The Rajya Sabha approved a Bill to amend the Companies Act in May, 2015 with an aim of promoting ease of doing business in the country. The changes were occasioned on account of at least three stated reasons : (i) for the ease of doing business; (ii) to meet corporate demand and address problems faced by stakeholders; and (iii) removal of inadvertent errors or discrepancies. As many as 16 amendments have been made to the Companies Act of 2013 which mainly deal with winding up of companies, board resolutions, bail provisions and utilisation of unclaimed dividends to bring the law in tune with the global standards. Contending that 16 amendments were not enough to cover everything, Finance Minister Arun Jaitley said that “a broad-based committee will continue to go into this question for the next few months as to where the shoe pinches, and this may not be the last amendments which we are bringing in.” The expert committee comprising representatives of bodies of company secretaries, chartered accountants, industry chambers and officials will look into the discrepancies and suggest changes, he said.
At an overall level, the Bill seeks to undo some of the rigidities of the 2013 Act. It has been found that while the 2013 Act enhances corporate governance and compliance requirements in the interests of the investors, it also imposes onerous obligations on companies thereby increasing the costs of doing business. This apparently does not augur well with the Government’s move towards enhancing the ease of doing business with a view to attracting higher levels of foreign investment especially given the express thrust of the “Make in India” policy. Moreover, in order to improve India’s ranking in the World Bank Doing Business report, measures must be seen to be taken. These drivers seem to be behind the Bill.
The amendments have been designed to address some issues raised by stakeholders. Among the major concerns of stakeholders were protecting confidentiality of board resolutions, as well as the provision of auditors being required to report suspected frauds at the companies audited by them. The provision on the public scrutiny of board resolutions, is a practice which is not followed anywhere in the world, and has been amended in the new Bill. A company deciding in its board on its next model, a new product trademark or the funding mechanism would not like such matters to be known to competitors, and thus this is a welcome change.
Towards meeting a “corporate demand”, the relevant amendment now prohibits public inspection of board resolutions filed in the registry. Under the new norms, the paid-up capital criteria has been scrapped while threshold limits for various transactions for getting shareholders’ nod has now been stipulated. Another amendment approves prescribing specific punishment for deposits accepted, a condition that was left out in the act inadvertently.

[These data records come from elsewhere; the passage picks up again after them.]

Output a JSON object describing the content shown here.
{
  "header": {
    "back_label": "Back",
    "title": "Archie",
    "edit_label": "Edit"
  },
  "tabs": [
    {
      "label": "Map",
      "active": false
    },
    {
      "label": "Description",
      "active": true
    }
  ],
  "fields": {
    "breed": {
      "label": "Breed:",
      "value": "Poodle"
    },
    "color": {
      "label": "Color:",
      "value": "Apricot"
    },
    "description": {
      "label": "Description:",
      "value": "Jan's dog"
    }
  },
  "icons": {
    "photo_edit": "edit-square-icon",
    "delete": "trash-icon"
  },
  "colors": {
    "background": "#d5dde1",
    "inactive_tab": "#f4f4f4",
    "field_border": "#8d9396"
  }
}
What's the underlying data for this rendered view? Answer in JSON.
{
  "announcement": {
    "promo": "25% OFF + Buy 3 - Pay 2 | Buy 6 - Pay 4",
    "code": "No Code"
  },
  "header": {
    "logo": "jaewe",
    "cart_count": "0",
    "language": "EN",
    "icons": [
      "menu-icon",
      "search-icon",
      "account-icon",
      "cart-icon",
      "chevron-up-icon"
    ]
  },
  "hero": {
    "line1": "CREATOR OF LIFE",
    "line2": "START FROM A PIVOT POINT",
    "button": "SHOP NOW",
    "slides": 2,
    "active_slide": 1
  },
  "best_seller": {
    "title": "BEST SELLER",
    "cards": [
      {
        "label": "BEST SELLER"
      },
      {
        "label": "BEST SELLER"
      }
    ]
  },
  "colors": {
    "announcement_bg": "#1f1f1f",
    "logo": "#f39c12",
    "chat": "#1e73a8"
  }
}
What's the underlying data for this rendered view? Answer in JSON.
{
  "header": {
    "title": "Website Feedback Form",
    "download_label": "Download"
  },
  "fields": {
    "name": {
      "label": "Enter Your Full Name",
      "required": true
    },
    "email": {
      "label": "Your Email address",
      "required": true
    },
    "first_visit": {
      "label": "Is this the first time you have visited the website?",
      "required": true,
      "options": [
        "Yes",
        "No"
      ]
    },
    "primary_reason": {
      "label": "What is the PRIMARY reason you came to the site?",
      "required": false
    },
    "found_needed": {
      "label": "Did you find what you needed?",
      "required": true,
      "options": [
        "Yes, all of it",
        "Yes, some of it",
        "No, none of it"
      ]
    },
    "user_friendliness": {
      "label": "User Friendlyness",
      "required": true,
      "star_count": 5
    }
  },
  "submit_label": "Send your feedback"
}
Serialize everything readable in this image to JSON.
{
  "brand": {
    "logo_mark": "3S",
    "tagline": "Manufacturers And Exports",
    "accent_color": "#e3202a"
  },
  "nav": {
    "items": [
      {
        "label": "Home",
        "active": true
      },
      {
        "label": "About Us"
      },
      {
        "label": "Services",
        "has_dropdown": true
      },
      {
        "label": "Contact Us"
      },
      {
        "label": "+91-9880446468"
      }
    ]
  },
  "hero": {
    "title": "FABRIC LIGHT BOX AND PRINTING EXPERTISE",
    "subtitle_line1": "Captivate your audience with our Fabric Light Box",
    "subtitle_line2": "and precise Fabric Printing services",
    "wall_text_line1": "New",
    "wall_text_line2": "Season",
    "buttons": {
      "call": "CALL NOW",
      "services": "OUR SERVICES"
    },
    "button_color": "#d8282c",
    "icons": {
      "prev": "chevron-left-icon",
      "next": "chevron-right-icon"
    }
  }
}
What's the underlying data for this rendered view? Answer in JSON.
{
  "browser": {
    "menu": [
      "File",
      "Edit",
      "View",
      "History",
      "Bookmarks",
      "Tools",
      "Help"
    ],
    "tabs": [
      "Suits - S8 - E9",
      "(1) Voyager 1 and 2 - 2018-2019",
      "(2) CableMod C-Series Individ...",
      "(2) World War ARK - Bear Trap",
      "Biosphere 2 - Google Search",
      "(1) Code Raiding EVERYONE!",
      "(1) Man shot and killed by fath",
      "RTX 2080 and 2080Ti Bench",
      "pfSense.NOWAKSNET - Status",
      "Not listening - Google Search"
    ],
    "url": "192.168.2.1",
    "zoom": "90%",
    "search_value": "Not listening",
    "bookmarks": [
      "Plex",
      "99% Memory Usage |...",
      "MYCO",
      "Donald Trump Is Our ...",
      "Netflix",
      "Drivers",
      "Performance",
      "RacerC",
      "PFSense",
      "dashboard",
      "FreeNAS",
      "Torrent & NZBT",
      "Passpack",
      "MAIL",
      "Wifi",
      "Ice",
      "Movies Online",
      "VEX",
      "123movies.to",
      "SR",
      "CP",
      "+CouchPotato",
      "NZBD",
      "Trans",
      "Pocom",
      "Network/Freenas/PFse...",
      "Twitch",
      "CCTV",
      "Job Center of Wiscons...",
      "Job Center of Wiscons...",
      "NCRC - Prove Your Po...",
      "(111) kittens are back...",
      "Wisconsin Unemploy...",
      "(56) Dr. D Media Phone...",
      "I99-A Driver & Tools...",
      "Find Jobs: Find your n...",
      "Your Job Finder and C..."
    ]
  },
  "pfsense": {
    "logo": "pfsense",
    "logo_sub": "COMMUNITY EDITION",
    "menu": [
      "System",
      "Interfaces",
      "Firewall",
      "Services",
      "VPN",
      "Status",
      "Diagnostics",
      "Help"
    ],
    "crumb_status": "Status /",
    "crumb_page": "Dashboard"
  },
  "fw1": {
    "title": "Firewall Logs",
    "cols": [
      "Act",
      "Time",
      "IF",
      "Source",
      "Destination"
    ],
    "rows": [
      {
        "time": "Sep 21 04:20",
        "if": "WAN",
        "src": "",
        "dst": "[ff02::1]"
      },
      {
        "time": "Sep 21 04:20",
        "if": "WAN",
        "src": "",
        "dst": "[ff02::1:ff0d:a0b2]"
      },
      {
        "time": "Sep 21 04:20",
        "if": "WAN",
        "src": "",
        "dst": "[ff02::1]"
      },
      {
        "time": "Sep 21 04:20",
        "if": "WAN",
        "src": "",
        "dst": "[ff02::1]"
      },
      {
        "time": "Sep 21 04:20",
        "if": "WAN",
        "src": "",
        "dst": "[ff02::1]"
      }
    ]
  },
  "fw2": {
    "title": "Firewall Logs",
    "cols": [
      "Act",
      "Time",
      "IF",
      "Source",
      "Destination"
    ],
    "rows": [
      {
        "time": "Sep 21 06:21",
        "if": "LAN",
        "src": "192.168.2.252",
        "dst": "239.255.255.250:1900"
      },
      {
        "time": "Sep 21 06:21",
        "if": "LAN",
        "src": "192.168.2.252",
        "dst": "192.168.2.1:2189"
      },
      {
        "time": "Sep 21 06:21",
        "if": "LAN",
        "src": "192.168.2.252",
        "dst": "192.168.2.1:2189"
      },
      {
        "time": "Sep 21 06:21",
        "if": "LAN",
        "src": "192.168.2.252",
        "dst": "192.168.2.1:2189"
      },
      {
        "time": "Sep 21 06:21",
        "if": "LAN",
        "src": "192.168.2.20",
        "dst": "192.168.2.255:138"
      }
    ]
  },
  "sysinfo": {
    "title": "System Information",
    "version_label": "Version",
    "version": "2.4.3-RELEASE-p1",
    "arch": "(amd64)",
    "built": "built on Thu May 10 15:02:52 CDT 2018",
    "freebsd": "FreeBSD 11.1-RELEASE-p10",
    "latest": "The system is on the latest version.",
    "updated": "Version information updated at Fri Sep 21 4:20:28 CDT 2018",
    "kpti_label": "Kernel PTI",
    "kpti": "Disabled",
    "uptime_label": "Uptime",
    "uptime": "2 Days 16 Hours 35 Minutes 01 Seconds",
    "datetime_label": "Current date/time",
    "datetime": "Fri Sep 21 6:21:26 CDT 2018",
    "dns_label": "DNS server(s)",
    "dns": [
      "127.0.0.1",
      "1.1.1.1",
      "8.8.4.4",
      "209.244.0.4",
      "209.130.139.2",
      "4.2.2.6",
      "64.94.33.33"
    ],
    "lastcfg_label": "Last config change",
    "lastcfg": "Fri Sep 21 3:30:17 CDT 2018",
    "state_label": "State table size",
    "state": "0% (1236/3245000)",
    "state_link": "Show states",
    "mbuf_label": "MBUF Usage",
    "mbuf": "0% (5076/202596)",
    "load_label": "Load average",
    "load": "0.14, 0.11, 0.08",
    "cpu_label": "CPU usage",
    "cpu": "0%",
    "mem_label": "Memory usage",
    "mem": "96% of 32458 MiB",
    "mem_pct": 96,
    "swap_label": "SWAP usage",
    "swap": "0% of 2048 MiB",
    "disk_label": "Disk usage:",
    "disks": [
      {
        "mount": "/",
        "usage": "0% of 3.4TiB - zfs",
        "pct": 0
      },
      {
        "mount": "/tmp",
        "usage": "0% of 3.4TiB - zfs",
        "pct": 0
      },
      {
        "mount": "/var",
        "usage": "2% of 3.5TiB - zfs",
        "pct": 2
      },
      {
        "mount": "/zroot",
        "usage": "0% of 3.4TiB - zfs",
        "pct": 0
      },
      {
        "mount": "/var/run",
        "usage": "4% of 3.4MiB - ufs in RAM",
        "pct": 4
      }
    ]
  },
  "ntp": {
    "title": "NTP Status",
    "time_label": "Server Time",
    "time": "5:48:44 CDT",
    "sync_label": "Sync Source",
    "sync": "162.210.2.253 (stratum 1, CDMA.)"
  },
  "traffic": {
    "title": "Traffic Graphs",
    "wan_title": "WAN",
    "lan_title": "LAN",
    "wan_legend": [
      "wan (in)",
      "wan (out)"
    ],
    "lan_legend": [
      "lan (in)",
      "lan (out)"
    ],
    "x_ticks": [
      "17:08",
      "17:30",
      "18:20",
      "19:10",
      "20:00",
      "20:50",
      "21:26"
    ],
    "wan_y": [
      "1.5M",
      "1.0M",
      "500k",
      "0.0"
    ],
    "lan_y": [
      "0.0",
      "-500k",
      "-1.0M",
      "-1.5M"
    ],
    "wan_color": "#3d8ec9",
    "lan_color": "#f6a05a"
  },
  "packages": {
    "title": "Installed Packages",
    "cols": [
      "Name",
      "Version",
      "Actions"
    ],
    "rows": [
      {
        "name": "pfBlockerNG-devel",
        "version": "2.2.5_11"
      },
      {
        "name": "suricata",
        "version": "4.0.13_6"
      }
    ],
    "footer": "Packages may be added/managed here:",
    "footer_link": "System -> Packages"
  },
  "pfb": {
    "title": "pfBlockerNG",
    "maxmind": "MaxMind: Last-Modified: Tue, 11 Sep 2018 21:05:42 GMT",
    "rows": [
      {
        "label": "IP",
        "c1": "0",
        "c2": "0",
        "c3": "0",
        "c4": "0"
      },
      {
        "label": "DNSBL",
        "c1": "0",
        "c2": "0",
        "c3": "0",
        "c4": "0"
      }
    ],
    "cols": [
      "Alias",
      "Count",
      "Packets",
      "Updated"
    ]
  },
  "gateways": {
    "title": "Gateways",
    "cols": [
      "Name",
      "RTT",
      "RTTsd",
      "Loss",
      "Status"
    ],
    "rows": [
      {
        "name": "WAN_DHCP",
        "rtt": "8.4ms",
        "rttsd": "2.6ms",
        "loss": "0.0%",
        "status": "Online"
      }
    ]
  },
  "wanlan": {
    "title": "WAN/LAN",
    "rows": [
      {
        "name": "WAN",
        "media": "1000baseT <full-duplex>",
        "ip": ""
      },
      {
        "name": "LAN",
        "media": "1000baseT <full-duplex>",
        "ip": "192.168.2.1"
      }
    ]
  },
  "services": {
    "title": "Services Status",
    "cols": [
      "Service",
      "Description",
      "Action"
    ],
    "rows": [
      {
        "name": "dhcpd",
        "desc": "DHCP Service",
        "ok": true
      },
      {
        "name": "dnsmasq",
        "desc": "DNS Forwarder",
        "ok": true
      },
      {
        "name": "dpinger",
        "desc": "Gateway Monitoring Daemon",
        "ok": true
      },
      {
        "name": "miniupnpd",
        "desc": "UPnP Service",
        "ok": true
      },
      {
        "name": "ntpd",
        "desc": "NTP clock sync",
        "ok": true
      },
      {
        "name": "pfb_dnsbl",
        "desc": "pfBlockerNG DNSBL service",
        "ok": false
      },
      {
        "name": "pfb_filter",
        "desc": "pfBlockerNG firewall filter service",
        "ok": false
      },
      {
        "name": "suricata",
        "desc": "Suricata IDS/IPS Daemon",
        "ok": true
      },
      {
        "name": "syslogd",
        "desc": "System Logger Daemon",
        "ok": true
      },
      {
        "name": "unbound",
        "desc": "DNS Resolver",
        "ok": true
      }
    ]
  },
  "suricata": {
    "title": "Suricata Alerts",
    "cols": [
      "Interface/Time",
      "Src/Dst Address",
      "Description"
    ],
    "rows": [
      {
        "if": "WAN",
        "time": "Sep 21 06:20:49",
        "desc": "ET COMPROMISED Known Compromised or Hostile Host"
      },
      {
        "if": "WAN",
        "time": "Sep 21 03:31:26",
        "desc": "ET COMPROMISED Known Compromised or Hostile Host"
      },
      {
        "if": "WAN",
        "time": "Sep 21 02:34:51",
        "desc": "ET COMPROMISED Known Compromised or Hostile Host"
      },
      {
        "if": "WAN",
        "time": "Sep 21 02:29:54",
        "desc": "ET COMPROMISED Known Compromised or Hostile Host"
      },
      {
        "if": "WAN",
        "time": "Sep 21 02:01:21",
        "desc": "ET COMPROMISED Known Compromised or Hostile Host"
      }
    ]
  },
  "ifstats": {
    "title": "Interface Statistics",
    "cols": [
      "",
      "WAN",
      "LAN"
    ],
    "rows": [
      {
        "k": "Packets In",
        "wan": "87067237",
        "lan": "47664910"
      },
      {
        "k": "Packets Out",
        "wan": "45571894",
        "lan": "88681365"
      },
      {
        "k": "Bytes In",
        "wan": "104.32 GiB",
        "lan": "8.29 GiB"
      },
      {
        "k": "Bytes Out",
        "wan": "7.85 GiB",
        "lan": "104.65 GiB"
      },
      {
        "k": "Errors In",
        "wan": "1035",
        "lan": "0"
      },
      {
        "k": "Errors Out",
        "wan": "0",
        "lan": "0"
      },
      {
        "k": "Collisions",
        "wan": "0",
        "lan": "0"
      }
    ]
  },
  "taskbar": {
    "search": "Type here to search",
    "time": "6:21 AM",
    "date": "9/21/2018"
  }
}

Stakeholders were also concerned that stringent regulations for related party transactions, or those transactions between the company and another in which a board member or members are interested, could hurt routine business activity. The amendment now exempts corporates from the need to get shareholders’ nod in the case of related party transactions valued lower than Rs.100 crore or 10 percent of net worth. Under the old system, shareholders’ permission through a special resolution was required in case of related party transactions for all firms with a paid up capital of Rs.10 crore or more.
Another amendment exempts related party transactions between holding companies and wholly owned subsidiaries from the requirement of approval of non-related shareholders.
The amendment bill, is expected to go a long way in creating an enabling regulatory regime necessary for promoting economic growth.